the right of this shifted N aka zero point.

Just like with zooming in, the spectrum is not mirrorsymmetric
anymore. Reverting this to time domain as is, will give the signal
plotted below.
The upsample factor is the reciprocal of the spectrum-zoom-factor:

The high frequencies here are what they call 'image' frequencies,
because they are kind of ghost image from the lower spectrum part.
Images will always appear in an umsampled signal, no matter how
bandlimited that signal was. With chirp Z we can get rid of the images
by computing a mirrorsymmetric spectrum from it's first half, exactly
like it was done for downsampled signals. Now I get this nicely
stretched output:

Upsampling with chirp Z brings an extra problem that must be
handled. So far, I did low frequencies and it worked well. But with
high frequency content in the original, we will be bothered by
conjugates. After all, with point N shifting leftward, the conjugates
also shift leftward. Let me enter a high frequency to check what will
happen. First do a non-zooming transform to see the original spectrum:

If I zoom out using factor 0.75, the negative frequency correlations already tresspass the middle of the analysis frame in their leftward movement:

We have to perform bandlimiting to eliminate such tresspassers. The
Nyquist frequency must be tracked in it's movement.
It moves like:

shiftedNyquist = Nyquist * zoomfactor

Everything between shifted Nyquist and original Nyquist must be zeroed, before computing the mirrorsymmetric spectrum.

To visually check if this works, I have to upsample the signal
drastically with factor 100. Otherwise we will only see those
indefinite needle bunches. On the left is
the non-bandlimited output. It is diluted with zero's, which means it
has alias frequencies. On the right
is the bandlimited output, it has the pure transposed frequency.

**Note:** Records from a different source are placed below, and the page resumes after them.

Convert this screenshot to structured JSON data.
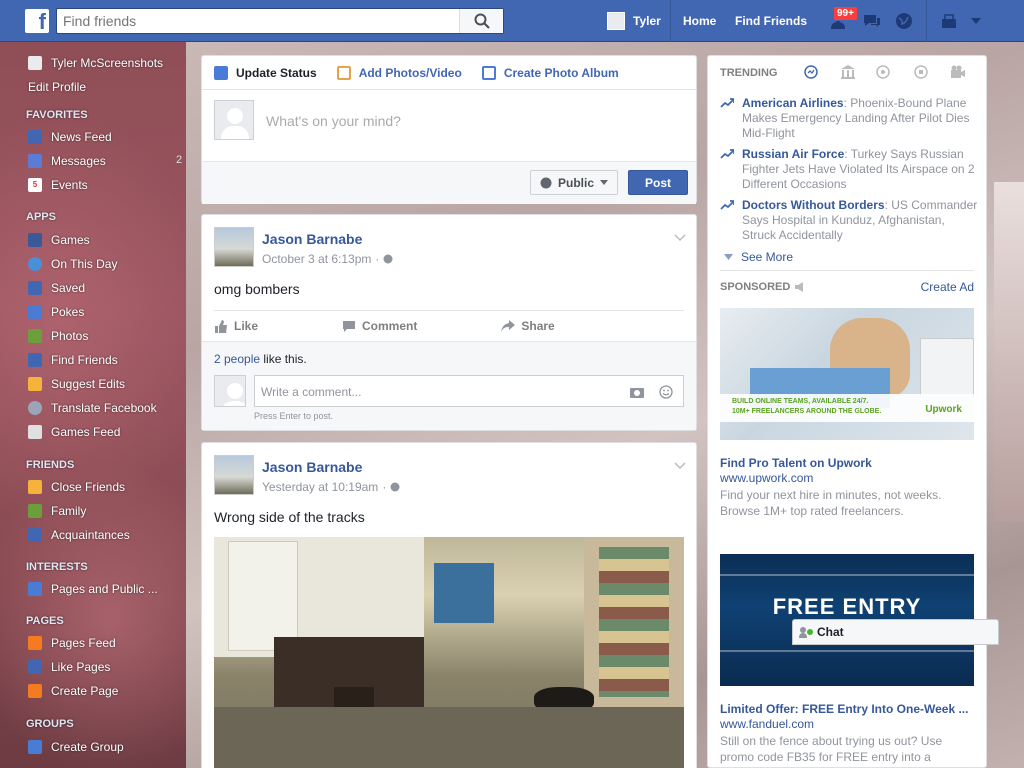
{
  "header": {
    "search_placeholder": "Find friends",
    "user_name": "Tyler",
    "home": "Home",
    "find_friends": "Find Friends",
    "notif_badge": "99+"
  },
  "sidebar": {
    "profile_name": "Tyler McScreenshots",
    "edit_profile": "Edit Profile",
    "sections": [
      {
        "title": "FAVORITES",
        "items": [
          "News Feed",
          "Messages",
          "Events"
        ]
      },
      {
        "title": "APPS",
        "items": [
          "Games",
          "On This Day",
          "Saved",
          "Pokes",
          "Photos",
          "Find Friends",
          "Suggest Edits",
          "Translate Facebook",
          "Games Feed"
        ]
      },
      {
        "title": "FRIENDS",
        "items": [
          "Close Friends",
          "Family",
          "Acquaintances"
        ]
      },
      {
        "title": "INTERESTS",
        "items": [
          "Pages and Public ..."
        ]
      },
      {
        "title": "PAGES",
        "items": [
          "Pages Feed",
          "Like Pages",
          "Create Page"
        ]
      },
      {
        "title": "GROUPS",
        "items": [
          "Create Group"
        ]
      }
    ],
    "events_day": "5",
    "messages_count": "2"
  },
  "composer": {
    "tabs": [
      "Update Status",
      "Add Photos/Video",
      "Create Photo Album"
    ],
    "placeholder": "What's on your mind?",
    "audience": "Public",
    "post_button": "Post"
  },
  "posts": [
    {
      "author": "Jason Barnabe",
      "time": "October 3 at 6:13pm",
      "text": "omg bombers",
      "like": "Like",
      "comment": "Comment",
      "share": "Share",
      "likes_link": "2 people",
      "likes_rest": " like this.",
      "comment_placeholder": "Write a comment...",
      "hint": "Press Enter to post."
    },
    {
      "author": "Jason Barnabe",
      "time": "Yesterday at 10:19am",
      "text": "Wrong side of the tracks"
    }
  ],
  "trending": {
    "title": "TRENDING",
    "items": [
      {
        "topic": "American Airlines",
        "desc": ": Phoenix-Bound Plane Makes Emergency Landing After Pilot Dies Mid-Flight"
      },
      {
        "topic": "Russian Air Force",
        "desc": ": Turkey Says Russian Fighter Jets Have Violated Its Airspace on 2 Different Occasions"
      },
      {
        "topic": "Doctors Without Borders",
        "desc": ": US Commander Says Hospital in Kunduz, Afghanistan, Struck Accidentally"
      }
    ],
    "see_more": "See More"
  },
  "sponsored": {
    "title": "SPONSORED",
    "create_ad": "Create Ad",
    "ads": [
      {
        "banner_text1": "BUILD ONLINE TEAMS, AVAILABLE 24/7.",
        "banner_text2": "10M+ FREELANCERS AROUND THE GLOBE.",
        "brand": "Upwork",
        "title": "Find Pro Talent on Upwork",
        "url": "www.upwork.com",
        "desc": "Find your next hire in minutes, not weeks. Browse 1M+ top rated freelancers."
      },
      {
        "banner_text": "FREE ENTRY",
        "title": "Limited Offer: FREE Entry Into One-Week ...",
        "url": "www.fanduel.com",
        "desc": "Still on the fence about trying us out? Use promo code FB35 for FREE entry into a"
      }
    ]
  },
  "chat": {
    "label": "Chat"
  }
}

This extreme upsampling was done for testing purposes, but
it would not have worked if there had been frequency content below
harmonic 100
of the analysis width. Such content would wrap around in the limited
space. There is however also this option to rotate the
whole spectrum with a frequency offset. If we make the bandlimiting
function dependent on the frequency offset as well, the options for
resampling increase further. Although the offset is effectuated by
complex multiplication, the offset itself is not a factor but a
frequency addition. To find
the frequency cut off point:

shiftedNyquist = (Nyquist-frequencyoffset) * zoomfactor

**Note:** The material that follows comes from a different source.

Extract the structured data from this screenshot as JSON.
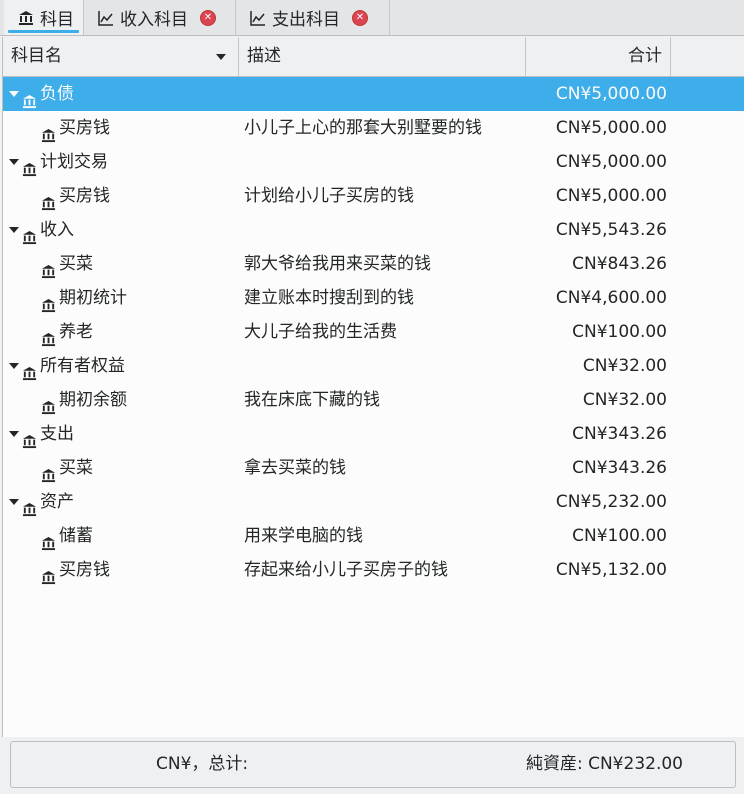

Using this modification, I have checked
that exactly the same result as in the above experiment can be obtained
with a frequency offset of harmonic 392 (harmonic respective to
analysis width) and zoom factor 0.5. But now without worries about
possible distortion by low frequencies. In serious applications, this
bandlimiting should probably be done with some very short curve instead
of hard cut.

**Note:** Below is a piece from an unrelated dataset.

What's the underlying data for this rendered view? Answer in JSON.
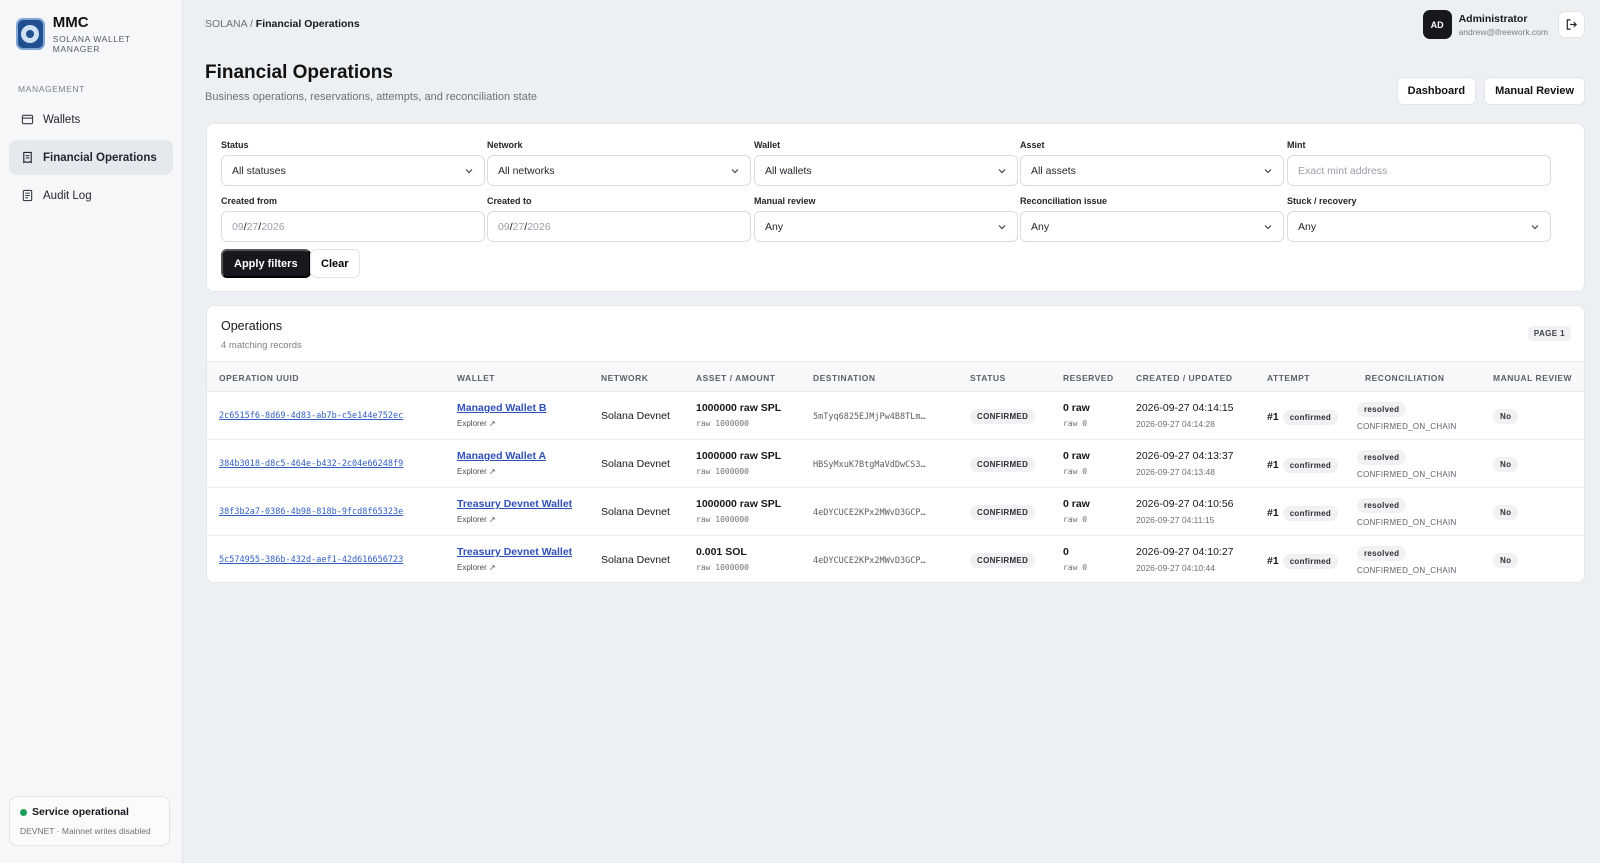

In this quick test of chirp Z as resampling method, I have not
touched on all possibilities. But so far, I am impressed. The method is
computationally intensive, on the other hand it is very flexible.
Spectrum rotation for example, is 'included in the price'. You can
magnify any aspect of a signal by a combination of rotation, zooming
and filtering in one single process.